RECORDS SUPPLIED ->
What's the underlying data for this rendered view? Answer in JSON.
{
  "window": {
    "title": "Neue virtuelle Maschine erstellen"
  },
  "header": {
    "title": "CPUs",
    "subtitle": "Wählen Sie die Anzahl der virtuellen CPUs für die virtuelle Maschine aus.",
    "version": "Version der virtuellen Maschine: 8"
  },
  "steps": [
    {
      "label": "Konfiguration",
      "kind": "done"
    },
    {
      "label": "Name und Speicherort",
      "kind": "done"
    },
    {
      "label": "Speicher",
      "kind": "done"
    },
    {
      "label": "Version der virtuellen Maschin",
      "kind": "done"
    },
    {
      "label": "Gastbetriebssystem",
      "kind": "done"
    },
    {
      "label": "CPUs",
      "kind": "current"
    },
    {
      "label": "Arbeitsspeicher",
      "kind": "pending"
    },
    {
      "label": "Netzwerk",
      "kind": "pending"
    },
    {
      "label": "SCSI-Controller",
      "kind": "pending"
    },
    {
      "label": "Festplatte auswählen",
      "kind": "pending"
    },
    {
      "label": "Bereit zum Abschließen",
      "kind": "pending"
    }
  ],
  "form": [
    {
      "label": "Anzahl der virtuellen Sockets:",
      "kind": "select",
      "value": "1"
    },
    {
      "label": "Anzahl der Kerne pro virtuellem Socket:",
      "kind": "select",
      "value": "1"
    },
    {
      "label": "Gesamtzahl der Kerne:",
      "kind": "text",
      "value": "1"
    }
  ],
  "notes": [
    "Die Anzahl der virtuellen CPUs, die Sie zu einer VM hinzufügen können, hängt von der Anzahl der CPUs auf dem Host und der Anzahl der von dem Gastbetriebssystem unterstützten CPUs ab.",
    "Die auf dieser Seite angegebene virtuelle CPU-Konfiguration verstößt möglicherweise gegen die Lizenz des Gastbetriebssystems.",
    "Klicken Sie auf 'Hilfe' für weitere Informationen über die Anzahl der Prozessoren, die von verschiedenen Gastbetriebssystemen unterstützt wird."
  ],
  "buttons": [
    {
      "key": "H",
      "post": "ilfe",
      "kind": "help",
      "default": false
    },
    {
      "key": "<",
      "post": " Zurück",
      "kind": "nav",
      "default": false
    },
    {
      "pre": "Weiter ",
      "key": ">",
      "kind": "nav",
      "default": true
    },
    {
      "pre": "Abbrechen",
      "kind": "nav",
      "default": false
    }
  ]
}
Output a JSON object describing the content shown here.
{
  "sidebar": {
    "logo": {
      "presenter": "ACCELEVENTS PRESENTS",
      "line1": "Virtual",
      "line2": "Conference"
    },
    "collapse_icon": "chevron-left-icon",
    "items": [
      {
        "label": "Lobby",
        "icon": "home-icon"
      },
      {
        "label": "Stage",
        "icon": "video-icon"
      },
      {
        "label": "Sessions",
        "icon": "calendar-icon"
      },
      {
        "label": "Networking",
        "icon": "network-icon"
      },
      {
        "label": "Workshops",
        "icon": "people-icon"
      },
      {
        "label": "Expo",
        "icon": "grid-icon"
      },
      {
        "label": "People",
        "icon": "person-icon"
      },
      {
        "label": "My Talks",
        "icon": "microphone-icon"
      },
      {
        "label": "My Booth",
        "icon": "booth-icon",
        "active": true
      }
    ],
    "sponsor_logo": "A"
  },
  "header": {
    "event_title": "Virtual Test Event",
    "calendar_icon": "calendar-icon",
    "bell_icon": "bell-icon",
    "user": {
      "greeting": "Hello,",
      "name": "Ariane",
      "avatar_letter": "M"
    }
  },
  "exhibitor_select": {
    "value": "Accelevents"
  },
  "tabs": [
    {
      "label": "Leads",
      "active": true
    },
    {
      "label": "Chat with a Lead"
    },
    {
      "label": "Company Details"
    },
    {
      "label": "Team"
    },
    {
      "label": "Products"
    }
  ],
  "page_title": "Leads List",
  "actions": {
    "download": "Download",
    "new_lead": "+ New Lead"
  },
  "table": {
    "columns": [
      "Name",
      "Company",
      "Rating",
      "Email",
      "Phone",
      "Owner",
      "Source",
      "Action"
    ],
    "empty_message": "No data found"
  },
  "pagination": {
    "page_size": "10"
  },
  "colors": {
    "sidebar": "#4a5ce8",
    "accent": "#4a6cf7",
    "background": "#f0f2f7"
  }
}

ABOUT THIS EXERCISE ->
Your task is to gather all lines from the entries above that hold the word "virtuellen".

EXPECTED ANSWER ->
    "subtitle": "Wählen Sie die Anzahl der virtuellen CPUs für die virtuelle Maschine aus.",
    "version": "Version der virtuellen Maschine: 8"
      "label": "Version der virtuellen Maschin",
      "label": "Anzahl der virtuellen Sockets:",
    "Die Anzahl der virtuellen CPUs, die Sie zu einer VM hinzufügen können, hängt von der Anzahl der CPUs auf dem Host und der Anzahl der von dem Gastbetriebssystem unterstützten CPUs ab.",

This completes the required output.